• _What needs to be done_:
The whole of the data is to be returned without a single change.
----------------------------------------
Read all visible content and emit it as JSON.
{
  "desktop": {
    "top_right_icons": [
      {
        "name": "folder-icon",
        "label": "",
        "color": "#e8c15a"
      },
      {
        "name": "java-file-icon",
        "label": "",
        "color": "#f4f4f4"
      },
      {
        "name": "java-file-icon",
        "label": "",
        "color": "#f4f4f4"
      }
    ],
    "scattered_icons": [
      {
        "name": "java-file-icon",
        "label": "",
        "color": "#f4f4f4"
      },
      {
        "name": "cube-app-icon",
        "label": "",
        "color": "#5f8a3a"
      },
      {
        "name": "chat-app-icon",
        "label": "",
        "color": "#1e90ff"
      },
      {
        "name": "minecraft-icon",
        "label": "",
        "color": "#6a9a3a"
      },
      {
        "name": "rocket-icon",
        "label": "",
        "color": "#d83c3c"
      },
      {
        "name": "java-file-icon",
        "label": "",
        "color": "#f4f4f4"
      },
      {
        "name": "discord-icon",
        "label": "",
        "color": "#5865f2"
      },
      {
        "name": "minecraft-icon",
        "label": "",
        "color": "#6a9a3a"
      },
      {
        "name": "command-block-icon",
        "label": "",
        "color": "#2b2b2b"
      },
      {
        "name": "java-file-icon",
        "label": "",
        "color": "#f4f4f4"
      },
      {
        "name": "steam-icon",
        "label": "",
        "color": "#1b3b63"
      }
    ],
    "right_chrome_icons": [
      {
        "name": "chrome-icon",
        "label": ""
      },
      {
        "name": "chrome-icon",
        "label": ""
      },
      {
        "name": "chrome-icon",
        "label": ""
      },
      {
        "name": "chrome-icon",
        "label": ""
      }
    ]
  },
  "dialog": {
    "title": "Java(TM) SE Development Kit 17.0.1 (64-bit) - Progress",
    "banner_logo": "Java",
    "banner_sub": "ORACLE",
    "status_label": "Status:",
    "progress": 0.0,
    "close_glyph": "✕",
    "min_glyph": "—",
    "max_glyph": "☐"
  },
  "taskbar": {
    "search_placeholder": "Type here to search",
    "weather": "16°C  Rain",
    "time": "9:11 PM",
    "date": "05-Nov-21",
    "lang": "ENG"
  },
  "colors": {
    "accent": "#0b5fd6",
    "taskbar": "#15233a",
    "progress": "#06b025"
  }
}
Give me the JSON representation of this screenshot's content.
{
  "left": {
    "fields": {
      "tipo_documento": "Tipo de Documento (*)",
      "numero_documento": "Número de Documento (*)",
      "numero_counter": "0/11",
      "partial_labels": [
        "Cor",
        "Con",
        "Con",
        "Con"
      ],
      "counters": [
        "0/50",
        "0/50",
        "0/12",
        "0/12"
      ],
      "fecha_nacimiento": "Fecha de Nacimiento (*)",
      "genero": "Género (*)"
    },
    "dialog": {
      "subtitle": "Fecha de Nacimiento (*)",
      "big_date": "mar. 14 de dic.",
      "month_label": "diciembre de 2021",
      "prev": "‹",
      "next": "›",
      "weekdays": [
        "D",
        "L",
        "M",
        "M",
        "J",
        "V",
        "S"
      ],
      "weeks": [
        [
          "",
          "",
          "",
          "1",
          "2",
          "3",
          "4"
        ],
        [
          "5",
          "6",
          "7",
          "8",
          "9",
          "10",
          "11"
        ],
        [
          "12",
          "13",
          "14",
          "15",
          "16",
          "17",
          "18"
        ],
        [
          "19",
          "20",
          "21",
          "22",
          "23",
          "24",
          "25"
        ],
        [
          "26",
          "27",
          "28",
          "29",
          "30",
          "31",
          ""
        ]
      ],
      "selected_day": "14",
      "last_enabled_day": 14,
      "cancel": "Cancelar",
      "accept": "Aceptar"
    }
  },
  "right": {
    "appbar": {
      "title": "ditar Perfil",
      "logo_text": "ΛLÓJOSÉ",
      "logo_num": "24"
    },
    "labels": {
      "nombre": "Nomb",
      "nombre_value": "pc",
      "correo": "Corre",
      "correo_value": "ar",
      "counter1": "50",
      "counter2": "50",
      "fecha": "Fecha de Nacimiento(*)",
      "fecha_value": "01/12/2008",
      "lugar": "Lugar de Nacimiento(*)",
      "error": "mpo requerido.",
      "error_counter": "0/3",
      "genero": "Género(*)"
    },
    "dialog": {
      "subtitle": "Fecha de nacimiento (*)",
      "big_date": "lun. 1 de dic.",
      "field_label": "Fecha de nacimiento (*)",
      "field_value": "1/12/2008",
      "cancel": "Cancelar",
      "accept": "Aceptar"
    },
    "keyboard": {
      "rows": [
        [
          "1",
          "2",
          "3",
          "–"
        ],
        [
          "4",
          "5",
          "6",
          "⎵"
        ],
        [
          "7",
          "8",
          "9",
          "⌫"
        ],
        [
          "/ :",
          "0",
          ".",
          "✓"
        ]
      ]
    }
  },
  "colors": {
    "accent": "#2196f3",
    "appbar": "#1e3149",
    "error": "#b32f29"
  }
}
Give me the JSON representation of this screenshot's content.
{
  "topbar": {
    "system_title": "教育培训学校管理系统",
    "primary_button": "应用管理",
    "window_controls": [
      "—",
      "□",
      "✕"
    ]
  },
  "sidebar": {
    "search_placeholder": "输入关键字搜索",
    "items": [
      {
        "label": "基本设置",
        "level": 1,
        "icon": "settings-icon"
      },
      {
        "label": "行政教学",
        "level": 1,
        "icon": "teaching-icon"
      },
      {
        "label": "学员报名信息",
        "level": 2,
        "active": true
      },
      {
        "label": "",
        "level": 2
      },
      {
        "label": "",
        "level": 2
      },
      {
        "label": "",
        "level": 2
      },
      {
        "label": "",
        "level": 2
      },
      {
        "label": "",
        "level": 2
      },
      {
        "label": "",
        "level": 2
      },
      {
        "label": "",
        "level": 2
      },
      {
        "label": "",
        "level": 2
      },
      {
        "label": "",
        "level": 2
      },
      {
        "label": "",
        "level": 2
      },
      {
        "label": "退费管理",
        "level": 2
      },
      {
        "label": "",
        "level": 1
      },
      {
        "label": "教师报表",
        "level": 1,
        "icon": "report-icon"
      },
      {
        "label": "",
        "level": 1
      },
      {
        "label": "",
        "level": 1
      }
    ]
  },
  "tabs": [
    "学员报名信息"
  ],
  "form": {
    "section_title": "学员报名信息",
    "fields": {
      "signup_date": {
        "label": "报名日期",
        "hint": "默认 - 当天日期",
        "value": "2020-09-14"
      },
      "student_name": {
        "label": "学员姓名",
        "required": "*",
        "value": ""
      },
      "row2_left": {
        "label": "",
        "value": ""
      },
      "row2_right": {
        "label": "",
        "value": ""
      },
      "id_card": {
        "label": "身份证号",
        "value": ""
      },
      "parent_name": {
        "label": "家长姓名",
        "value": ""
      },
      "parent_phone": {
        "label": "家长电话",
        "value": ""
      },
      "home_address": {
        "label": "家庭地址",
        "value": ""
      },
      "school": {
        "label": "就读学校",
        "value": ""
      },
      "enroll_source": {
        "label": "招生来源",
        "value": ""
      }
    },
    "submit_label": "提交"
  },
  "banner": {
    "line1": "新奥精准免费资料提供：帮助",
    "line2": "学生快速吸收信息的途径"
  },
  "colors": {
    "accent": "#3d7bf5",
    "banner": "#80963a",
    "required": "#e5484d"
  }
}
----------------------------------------
• _Result of this task_:
Read all visible content and emit it as JSON.
{
  "desktop": {
    "top_right_icons": [
      {
        "name": "folder-icon",
        "label": "",
        "color": "#e8c15a"
      },
      {
        "name": "java-file-icon",
        "label": "",
        "color": "#f4f4f4"
      },
      {
        "name": "java-file-icon",
        "label": "",
        "color": "#f4f4f4"
      }
    ],
    "scattered_icons": [
      {
        "name": "java-file-icon",
        "label": "",
        "color": "#f4f4f4"
      },
      {
        "name": "cube-app-icon",
        "label": "",
        "color": "#5f8a3a"
      },
      {
        "name": "chat-app-icon",
        "label": "",
        "color": "#1e90ff"
      },
      {
        "name": "minecraft-icon",
        "label": "",
        "color": "#6a9a3a"
      },
      {
        "name": "rocket-icon",
        "label": "",
        "color": "#d83c3c"
      },
      {
        "name": "java-file-icon",
        "label": "",
        "color": "#f4f4f4"
      },
      {
        "name": "discord-icon",
        "label": "",
        "color": "#5865f2"
      },
      {
        "name": "minecraft-icon",
        "label": "",
        "color": "#6a9a3a"
      },
      {
        "name": "command-block-icon",
        "label": "",
        "color": "#2b2b2b"
      },
      {
        "name": "java-file-icon",
        "label": "",
        "color": "#f4f4f4"
      },
      {
        "name": "steam-icon",
        "label": "",
        "color": "#1b3b63"
      }
    ],
    "right_chrome_icons": [
      {
        "name": "chrome-icon",
        "label": ""
      },
      {
        "name": "chrome-icon",
        "label": ""
      },
      {
        "name": "chrome-icon",
        "label": ""
      },
      {
        "name": "chrome-icon",
        "label": ""
      }
    ]
  },
  "dialog": {
    "title": "Java(TM) SE Development Kit 17.0.1 (64-bit) - Progress",
    "banner_logo": "Java",
    "banner_sub": "ORACLE",
    "status_label": "Status:",
    "progress": 0.0,
    "close_glyph": "✕",
    "min_glyph": "—",
    "max_glyph": "☐"
  },
  "taskbar": {
    "search_placeholder": "Type here to search",
    "weather": "16°C  Rain",
    "time": "9:11 PM",
    "date": "05-Nov-21",
    "lang": "ENG"
  },
  "colors": {
    "accent": "#0b5fd6",
    "taskbar": "#15233a",
    "progress": "#06b025"
  }
}
Give me the JSON representation of this screenshot's content.
{
  "left": {
    "fields": {
      "tipo_documento": "Tipo de Documento (*)",
      "numero_documento": "Número de Documento (*)",
      "numero_counter": "0/11",
      "partial_labels": [
        "Cor",
        "Con",
        "Con",
        "Con"
      ],
      "counters": [
        "0/50",
        "0/50",
        "0/12",
        "0/12"
      ],
      "fecha_nacimiento": "Fecha de Nacimiento (*)",
      "genero": "Género (*)"
    },
    "dialog": {
      "subtitle": "Fecha de Nacimiento (*)",
      "big_date": "mar. 14 de dic.",
      "month_label": "diciembre de 2021",
      "prev": "‹",
      "next": "›",
      "weekdays": [
        "D",
        "L",
        "M",
        "M",
        "J",
        "V",
        "S"
      ],
      "weeks": [
        [
          "",
          "",
          "",
          "1",
          "2",
          "3",
          "4"
        ],
        [
          "5",
          "6",
          "7",
          "8",
          "9",
          "10",
          "11"
        ],
        [
          "12",
          "13",
          "14",
          "15",
          "16",
          "17",
          "18"
        ],
        [
          "19",
          "20",
          "21",
          "22",
          "23",
          "24",
          "25"
        ],
        [
          "26",
          "27",
          "28",
          "29",
          "30",
          "31",
          ""
        ]
      ],
      "selected_day": "14",
      "last_enabled_day": 14,
      "cancel": "Cancelar",
      "accept": "Aceptar"
    }
  },
  "right": {
    "appbar": {
      "title": "ditar Perfil",
      "logo_text": "ΛLÓJOSÉ",
      "logo_num": "24"
    },
    "labels": {
      "nombre": "Nomb",
      "nombre_value": "pc",
      "correo": "Corre",
      "correo_value": "ar",
      "counter1": "50",
      "counter2": "50",
      "fecha": "Fecha de Nacimiento(*)",
      "fecha_value": "01/12/2008",
      "lugar": "Lugar de Nacimiento(*)",
      "error": "mpo requerido.",
      "error_counter": "0/3",
      "genero": "Género(*)"
    },
    "dialog": {
      "subtitle": "Fecha de nacimiento (*)",
      "big_date": "lun. 1 de dic.",
      "field_label": "Fecha de nacimiento (*)",
      "field_value": "1/12/2008",
      "cancel": "Cancelar",
      "accept": "Aceptar"
    },
    "keyboard": {
      "rows": [
        [
          "1",
          "2",
          "3",
          "–"
        ],
        [
          "4",
          "5",
          "6",
          "⎵"
        ],
        [
          "7",
          "8",
          "9",
          "⌫"
        ],
        [
          "/ :",
          "0",
          ".",
          "✓"
        ]
      ]
    }
  },
  "colors": {
    "accent": "#2196f3",
    "appbar": "#1e3149",
    "error": "#b32f29"
  }
}
Give me the JSON representation of this screenshot's content.
{
  "topbar": {
    "system_title": "教育培训学校管理系统",
    "primary_button": "应用管理",
    "window_controls": [
      "—",
      "□",
      "✕"
    ]
  },
  "sidebar": {
    "search_placeholder": "输入关键字搜索",
    "items": [
      {
        "label": "基本设置",
        "level": 1,
        "icon": "settings-icon"
      },
      {
        "label": "行政教学",
        "level": 1,
        "icon": "teaching-icon"
      },
      {
        "label": "学员报名信息",
        "level": 2,
        "active": true
      },
      {
        "label": "",
        "level": 2
      },
      {
        "label": "",
        "level": 2
      },
      {
        "label": "",
        "level": 2
      },
      {
        "label": "",
        "level": 2
      },
      {
        "label": "",
        "level": 2
      },
      {
        "label": "",
        "level": 2
      },
      {
        "label": "",
        "level": 2
      },
      {
        "label": "",
        "level": 2
      },
      {
        "label": "",
        "level": 2
      },
      {
        "label": "",
        "level": 2
      },
      {
        "label": "退费管理",
        "level": 2
      },
      {
        "label": "",
        "level": 1
      },
      {
        "label": "教师报表",
        "level": 1,
        "icon": "report-icon"
      },
      {
        "label": "",
        "level": 1
      },
      {
        "label": "",
        "level": 1
      }
    ]
  },
  "tabs": [
    "学员报名信息"
  ],
  "form": {
    "section_title": "学员报名信息",
    "fields": {
      "signup_date": {
        "label": "报名日期",
        "hint": "默认 - 当天日期",
        "value": "2020-09-14"
      },
      "student_name": {
        "label": "学员姓名",
        "required": "*",
        "value": ""
      },
      "row2_left": {
        "label": "",
        "value": ""
      },
      "row2_right": {
        "label": "",
        "value": ""
      },
      "id_card": {
        "label": "身份证号",
        "value": ""
      },
      "parent_name": {
        "label": "家长姓名",
        "value": ""
      },
      "parent_phone": {
        "label": "家长电话",
        "value": ""
      },
      "home_address": {
        "label": "家庭地址",
        "value": ""
      },
      "school": {
        "label": "就读学校",
        "value": ""
      },
      "enroll_source": {
        "label": "招生来源",
        "value": ""
      }
    },
    "submit_label": "提交"
  },
  "banner": {
    "line1": "新奥精准免费资料提供：帮助",
    "line2": "学生快速吸收信息的途径"
  },
  "colors": {
    "accent": "#3d7bf5",
    "banner": "#80963a",
    "required": "#e5484d"
  }
}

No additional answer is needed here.